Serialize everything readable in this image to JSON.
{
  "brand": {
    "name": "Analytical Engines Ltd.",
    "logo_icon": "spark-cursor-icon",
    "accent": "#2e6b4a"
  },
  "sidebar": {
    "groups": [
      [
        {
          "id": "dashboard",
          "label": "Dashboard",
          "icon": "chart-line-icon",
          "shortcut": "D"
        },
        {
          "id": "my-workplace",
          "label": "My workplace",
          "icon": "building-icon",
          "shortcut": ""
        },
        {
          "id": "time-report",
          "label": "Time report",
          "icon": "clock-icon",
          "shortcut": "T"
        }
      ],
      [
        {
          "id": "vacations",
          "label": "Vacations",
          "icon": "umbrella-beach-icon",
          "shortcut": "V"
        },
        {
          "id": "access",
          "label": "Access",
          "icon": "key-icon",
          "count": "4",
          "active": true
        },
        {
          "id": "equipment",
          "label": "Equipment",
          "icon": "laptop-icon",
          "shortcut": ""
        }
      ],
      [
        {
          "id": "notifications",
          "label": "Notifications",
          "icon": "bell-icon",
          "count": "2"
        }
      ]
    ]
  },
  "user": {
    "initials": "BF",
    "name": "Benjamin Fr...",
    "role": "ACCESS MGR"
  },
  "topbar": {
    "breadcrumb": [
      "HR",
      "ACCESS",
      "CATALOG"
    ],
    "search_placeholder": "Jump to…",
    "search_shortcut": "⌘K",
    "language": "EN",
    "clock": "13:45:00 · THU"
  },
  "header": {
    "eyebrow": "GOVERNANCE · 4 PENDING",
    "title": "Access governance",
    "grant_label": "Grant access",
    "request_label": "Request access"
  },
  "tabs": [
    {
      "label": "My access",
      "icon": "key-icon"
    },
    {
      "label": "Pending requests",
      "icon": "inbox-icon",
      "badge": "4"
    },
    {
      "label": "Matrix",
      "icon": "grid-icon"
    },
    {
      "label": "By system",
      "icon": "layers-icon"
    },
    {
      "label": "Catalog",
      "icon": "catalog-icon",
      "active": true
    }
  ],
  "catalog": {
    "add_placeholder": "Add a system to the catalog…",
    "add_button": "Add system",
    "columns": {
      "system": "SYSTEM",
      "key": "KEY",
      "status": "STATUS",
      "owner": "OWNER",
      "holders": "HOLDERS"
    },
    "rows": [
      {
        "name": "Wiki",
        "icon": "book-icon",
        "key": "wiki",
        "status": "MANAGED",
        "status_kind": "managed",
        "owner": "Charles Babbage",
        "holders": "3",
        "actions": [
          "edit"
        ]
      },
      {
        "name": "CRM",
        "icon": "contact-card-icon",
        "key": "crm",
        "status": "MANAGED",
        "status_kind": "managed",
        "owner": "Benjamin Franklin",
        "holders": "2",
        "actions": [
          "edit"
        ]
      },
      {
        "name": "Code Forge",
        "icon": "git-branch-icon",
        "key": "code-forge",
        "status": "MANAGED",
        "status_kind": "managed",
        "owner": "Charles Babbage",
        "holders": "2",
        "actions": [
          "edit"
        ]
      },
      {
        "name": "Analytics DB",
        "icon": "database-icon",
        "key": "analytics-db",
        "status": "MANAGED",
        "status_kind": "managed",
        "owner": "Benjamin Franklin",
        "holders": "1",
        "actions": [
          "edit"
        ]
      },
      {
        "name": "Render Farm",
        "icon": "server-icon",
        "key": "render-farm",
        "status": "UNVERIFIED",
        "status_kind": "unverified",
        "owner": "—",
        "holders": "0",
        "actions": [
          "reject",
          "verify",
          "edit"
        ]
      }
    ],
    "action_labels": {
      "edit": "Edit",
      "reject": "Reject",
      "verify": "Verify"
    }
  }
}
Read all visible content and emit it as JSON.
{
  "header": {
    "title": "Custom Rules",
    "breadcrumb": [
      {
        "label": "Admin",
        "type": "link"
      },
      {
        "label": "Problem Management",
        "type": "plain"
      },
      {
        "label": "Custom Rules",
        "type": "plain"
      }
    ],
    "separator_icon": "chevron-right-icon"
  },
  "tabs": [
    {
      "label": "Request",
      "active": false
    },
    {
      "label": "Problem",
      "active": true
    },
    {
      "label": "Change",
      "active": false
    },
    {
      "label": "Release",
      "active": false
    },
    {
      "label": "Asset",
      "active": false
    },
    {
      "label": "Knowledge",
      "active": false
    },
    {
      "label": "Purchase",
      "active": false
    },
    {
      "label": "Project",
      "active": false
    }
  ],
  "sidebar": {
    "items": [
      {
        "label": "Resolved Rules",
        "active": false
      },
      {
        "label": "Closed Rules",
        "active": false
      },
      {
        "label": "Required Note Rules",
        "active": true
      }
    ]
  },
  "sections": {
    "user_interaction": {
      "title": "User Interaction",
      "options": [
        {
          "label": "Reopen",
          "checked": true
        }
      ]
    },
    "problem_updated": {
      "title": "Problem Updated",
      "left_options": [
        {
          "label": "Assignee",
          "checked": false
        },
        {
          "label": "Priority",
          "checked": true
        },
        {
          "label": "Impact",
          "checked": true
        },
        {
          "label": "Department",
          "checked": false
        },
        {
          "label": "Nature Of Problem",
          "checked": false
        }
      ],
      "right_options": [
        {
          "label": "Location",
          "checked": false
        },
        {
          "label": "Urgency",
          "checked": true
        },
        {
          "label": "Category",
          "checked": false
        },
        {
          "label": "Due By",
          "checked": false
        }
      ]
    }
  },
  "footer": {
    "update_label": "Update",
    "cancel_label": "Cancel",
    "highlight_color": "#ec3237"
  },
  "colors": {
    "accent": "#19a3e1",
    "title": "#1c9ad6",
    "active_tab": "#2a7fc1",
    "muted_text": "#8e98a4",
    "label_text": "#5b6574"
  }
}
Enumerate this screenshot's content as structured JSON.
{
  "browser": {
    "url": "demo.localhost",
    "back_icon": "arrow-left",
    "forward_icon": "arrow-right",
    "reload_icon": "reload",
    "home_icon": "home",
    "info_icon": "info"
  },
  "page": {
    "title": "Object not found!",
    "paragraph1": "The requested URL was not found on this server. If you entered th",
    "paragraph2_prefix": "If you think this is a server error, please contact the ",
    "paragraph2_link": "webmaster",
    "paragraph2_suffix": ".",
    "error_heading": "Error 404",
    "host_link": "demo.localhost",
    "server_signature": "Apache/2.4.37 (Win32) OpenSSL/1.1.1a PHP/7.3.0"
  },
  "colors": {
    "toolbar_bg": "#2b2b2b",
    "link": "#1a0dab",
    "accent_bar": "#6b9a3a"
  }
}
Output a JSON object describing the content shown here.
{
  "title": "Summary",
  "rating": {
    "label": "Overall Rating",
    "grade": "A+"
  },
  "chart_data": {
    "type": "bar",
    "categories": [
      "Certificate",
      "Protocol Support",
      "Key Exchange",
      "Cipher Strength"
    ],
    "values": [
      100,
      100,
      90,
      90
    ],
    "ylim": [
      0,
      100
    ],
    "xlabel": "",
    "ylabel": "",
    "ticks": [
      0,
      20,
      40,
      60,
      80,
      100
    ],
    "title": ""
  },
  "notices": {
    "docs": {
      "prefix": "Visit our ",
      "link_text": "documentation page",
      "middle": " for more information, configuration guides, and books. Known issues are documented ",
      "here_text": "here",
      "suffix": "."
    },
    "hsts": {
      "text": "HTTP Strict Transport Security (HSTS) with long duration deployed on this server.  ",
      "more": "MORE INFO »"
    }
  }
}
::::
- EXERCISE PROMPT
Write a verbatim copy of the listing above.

- TASK RESULT
Serialize everything readable in this image to JSON.
{
  "brand": {
    "name": "Analytical Engines Ltd.",
    "logo_icon": "spark-cursor-icon",
    "accent": "#2e6b4a"
  },
  "sidebar": {
    "groups": [
      [
        {
          "id": "dashboard",
          "label": "Dashboard",
          "icon": "chart-line-icon",
          "shortcut": "D"
        },
        {
          "id": "my-workplace",
          "label": "My workplace",
          "icon": "building-icon",
          "shortcut": ""
        },
        {
          "id": "time-report",
          "label": "Time report",
          "icon": "clock-icon",
          "shortcut": "T"
        }
      ],
      [
        {
          "id": "vacations",
          "label": "Vacations",
          "icon": "umbrella-beach-icon",
          "shortcut": "V"
        },
        {
          "id": "access",
          "label": "Access",
          "icon": "key-icon",
          "count": "4",
          "active": true
        },
        {
          "id": "equipment",
          "label": "Equipment",
          "icon": "laptop-icon",
          "shortcut": ""
        }
      ],
      [
        {
          "id": "notifications",
          "label": "Notifications",
          "icon": "bell-icon",
          "count": "2"
        }
      ]
    ]
  },
  "user": {
    "initials": "BF",
    "name": "Benjamin Fr...",
    "role": "ACCESS MGR"
  },
  "topbar": {
    "breadcrumb": [
      "HR",
      "ACCESS",
      "CATALOG"
    ],
    "search_placeholder": "Jump to…",
    "search_shortcut": "⌘K",
    "language": "EN",
    "clock": "13:45:00 · THU"
  },
  "header": {
    "eyebrow": "GOVERNANCE · 4 PENDING",
    "title": "Access governance",
    "grant_label": "Grant access",
    "request_label": "Request access"
  },
  "tabs": [
    {
      "label": "My access",
      "icon": "key-icon"
    },
    {
      "label": "Pending requests",
      "icon": "inbox-icon",
      "badge": "4"
    },
    {
      "label": "Matrix",
      "icon": "grid-icon"
    },
    {
      "label": "By system",
      "icon": "layers-icon"
    },
    {
      "label": "Catalog",
      "icon": "catalog-icon",
      "active": true
    }
  ],
  "catalog": {
    "add_placeholder": "Add a system to the catalog…",
    "add_button": "Add system",
    "columns": {
      "system": "SYSTEM",
      "key": "KEY",
      "status": "STATUS",
      "owner": "OWNER",
      "holders": "HOLDERS"
    },
    "rows": [
      {
        "name": "Wiki",
        "icon": "book-icon",
        "key": "wiki",
        "status": "MANAGED",
        "status_kind": "managed",
        "owner": "Charles Babbage",
        "holders": "3",
        "actions": [
          "edit"
        ]
      },
      {
        "name": "CRM",
        "icon": "contact-card-icon",
        "key": "crm",
        "status": "MANAGED",
        "status_kind": "managed",
        "owner": "Benjamin Franklin",
        "holders": "2",
        "actions": [
          "edit"
        ]
      },
      {
        "name": "Code Forge",
        "icon": "git-branch-icon",
        "key": "code-forge",
        "status": "MANAGED",
        "status_kind": "managed",
        "owner": "Charles Babbage",
        "holders": "2",
        "actions": [
          "edit"
        ]
      },
      {
        "name": "Analytics DB",
        "icon": "database-icon",
        "key": "analytics-db",
        "status": "MANAGED",
        "status_kind": "managed",
        "owner": "Benjamin Franklin",
        "holders": "1",
        "actions": [
          "edit"
        ]
      },
      {
        "name": "Render Farm",
        "icon": "server-icon",
        "key": "render-farm",
        "status": "UNVERIFIED",
        "status_kind": "unverified",
        "owner": "—",
        "holders": "0",
        "actions": [
          "reject",
          "verify",
          "edit"
        ]
      }
    ],
    "action_labels": {
      "edit": "Edit",
      "reject": "Reject",
      "verify": "Verify"
    }
  }
}
Read all visible content and emit it as JSON.
{
  "header": {
    "title": "Custom Rules",
    "breadcrumb": [
      {
        "label": "Admin",
        "type": "link"
      },
      {
        "label": "Problem Management",
        "type": "plain"
      },
      {
        "label": "Custom Rules",
        "type": "plain"
      }
    ],
    "separator_icon": "chevron-right-icon"
  },
  "tabs": [
    {
      "label": "Request",
      "active": false
    },
    {
      "label": "Problem",
      "active": true
    },
    {
      "label": "Change",
      "active": false
    },
    {
      "label": "Release",
      "active": false
    },
    {
      "label": "Asset",
      "active": false
    },
    {
      "label": "Knowledge",
      "active": false
    },
    {
      "label": "Purchase",
      "active": false
    },
    {
      "label": "Project",
      "active": false
    }
  ],
  "sidebar": {
    "items": [
      {
        "label": "Resolved Rules",
        "active": false
      },
      {
        "label": "Closed Rules",
        "active": false
      },
      {
        "label": "Required Note Rules",
        "active": true
      }
    ]
  },
  "sections": {
    "user_interaction": {
      "title": "User Interaction",
      "options": [
        {
          "label": "Reopen",
          "checked": true
        }
      ]
    },
    "problem_updated": {
      "title": "Problem Updated",
      "left_options": [
        {
          "label": "Assignee",
          "checked": false
        },
        {
          "label": "Priority",
          "checked": true
        },
        {
          "label": "Impact",
          "checked": true
        },
        {
          "label": "Department",
          "checked": false
        },
        {
          "label": "Nature Of Problem",
          "checked": false
        }
      ],
      "right_options": [
        {
          "label": "Location",
          "checked": false
        },
        {
          "label": "Urgency",
          "checked": true
        },
        {
          "label": "Category",
          "checked": false
        },
        {
          "label": "Due By",
          "checked": false
        }
      ]
    }
  },
  "footer": {
    "update_label": "Update",
    "cancel_label": "Cancel",
    "highlight_color": "#ec3237"
  },
  "colors": {
    "accent": "#19a3e1",
    "title": "#1c9ad6",
    "active_tab": "#2a7fc1",
    "muted_text": "#8e98a4",
    "label_text": "#5b6574"
  }
}
Enumerate this screenshot's content as structured JSON.
{
  "browser": {
    "url": "demo.localhost",
    "back_icon": "arrow-left",
    "forward_icon": "arrow-right",
    "reload_icon": "reload",
    "home_icon": "home",
    "info_icon": "info"
  },
  "page": {
    "title": "Object not found!",
    "paragraph1": "The requested URL was not found on this server. If you entered th",
    "paragraph2_prefix": "If you think this is a server error, please contact the ",
    "paragraph2_link": "webmaster",
    "paragraph2_suffix": ".",
    "error_heading": "Error 404",
    "host_link": "demo.localhost",
    "server_signature": "Apache/2.4.37 (Win32) OpenSSL/1.1.1a PHP/7.3.0"
  },
  "colors": {
    "toolbar_bg": "#2b2b2b",
    "link": "#1a0dab",
    "accent_bar": "#6b9a3a"
  }
}
Output a JSON object describing the content shown here.
{
  "title": "Summary",
  "rating": {
    "label": "Overall Rating",
    "grade": "A+"
  },
  "chart_data": {
    "type": "bar",
    "categories": [
      "Certificate",
      "Protocol Support",
      "Key Exchange",
      "Cipher Strength"
    ],
    "values": [
      100,
      100,
      90,
      90
    ],
    "ylim": [
      0,
      100
    ],
    "xlabel": "",
    "ylabel": "",
    "ticks": [
      0,
      20,
      40,
      60,
      80,
      100
    ],
    "title": ""
  },
  "notices": {
    "docs": {
      "prefix": "Visit our ",
      "link_text": "documentation page",
      "middle": " for more information, configuration guides, and books. Known issues are documented ",
      "here_text": "here",
      "suffix": "."
    },
    "hsts": {
      "text": "HTTP Strict Transport Security (HSTS) with long duration deployed on this server.  ",
      "more": "MORE INFO »"
    }
  }
}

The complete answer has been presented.